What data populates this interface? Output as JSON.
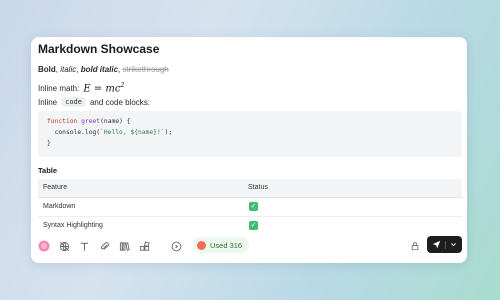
{
  "doc": {
    "title": "Markdown Showcase",
    "formatting": {
      "bold": "Bold",
      "sep1": ", ",
      "italic": "italic",
      "sep2": ", ",
      "bold_italic": "bold italic",
      "sep3": ", ",
      "strike": "strikethrough"
    },
    "inline_math_label": "Inline math:",
    "inline_math_formula": "E = mc",
    "inline_math_power": "2",
    "inline_label": "Inline",
    "inline_code": "code",
    "inline_suffix": "and code blocks:",
    "code": {
      "line1_kw": "function",
      "line1_fn": "greet",
      "line1_rest": "(name) {",
      "line2_a": "  console.log(",
      "line2_str": "`Hello, ${name}!`",
      "line2_b": ");",
      "line3": "}"
    },
    "table": {
      "title": "Table",
      "headers": [
        "Feature",
        "Status"
      ],
      "rows": [
        {
          "feature": "Markdown",
          "status": "✓"
        },
        {
          "feature": "Syntax Highlighting",
          "status": "✓"
        }
      ]
    }
  },
  "toolbar": {
    "used_label": "Used 316",
    "icons": [
      "avatar-icon",
      "globe-off-icon",
      "text-icon",
      "paperclip-icon",
      "books-icon",
      "blocks-icon",
      "help-icon",
      "lock-icon",
      "send-icon",
      "chevron-down-icon"
    ],
    "colors": {
      "avatar": "#f08bb4",
      "send_bg": "#1e1e1e",
      "check": "#3fbf6b"
    }
  }
}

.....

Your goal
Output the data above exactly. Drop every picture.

Your response
What data populates this interface? Output as JSON.
{
  "doc": {
    "title": "Markdown Showcase",
    "formatting": {
      "bold": "Bold",
      "sep1": ", ",
      "italic": "italic",
      "sep2": ", ",
      "bold_italic": "bold italic",
      "sep3": ", ",
      "strike": "strikethrough"
    },
    "inline_math_label": "Inline math:",
    "inline_math_formula": "E = mc",
    "inline_math_power": "2",
    "inline_label": "Inline",
    "inline_code": "code",
    "inline_suffix": "and code blocks:",
    "code": {
      "line1_kw": "function",
      "line1_fn": "greet",
      "line1_rest": "(name) {",
      "line2_a": "  console.log(",
      "line2_str": "`Hello, ${name}!`",
      "line2_b": ");",
      "line3": "}"
    },
    "table": {
      "title": "Table",
      "headers": [
        "Feature",
        "Status"
      ],
      "rows": [
        {
          "feature": "Markdown",
          "status": "✓"
        },
        {
          "feature": "Syntax Highlighting",
          "status": "✓"
        }
      ]
    }
  },
  "toolbar": {
    "used_label": "Used 316",
    "icons": [
      "avatar-icon",
      "globe-off-icon",
      "text-icon",
      "paperclip-icon",
      "books-icon",
      "blocks-icon",
      "help-icon",
      "lock-icon",
      "send-icon",
      "chevron-down-icon"
    ],
    "colors": {
      "avatar": "#f08bb4",
      "send_bg": "#1e1e1e",
      "check": "#3fbf6b"
    }
  }
}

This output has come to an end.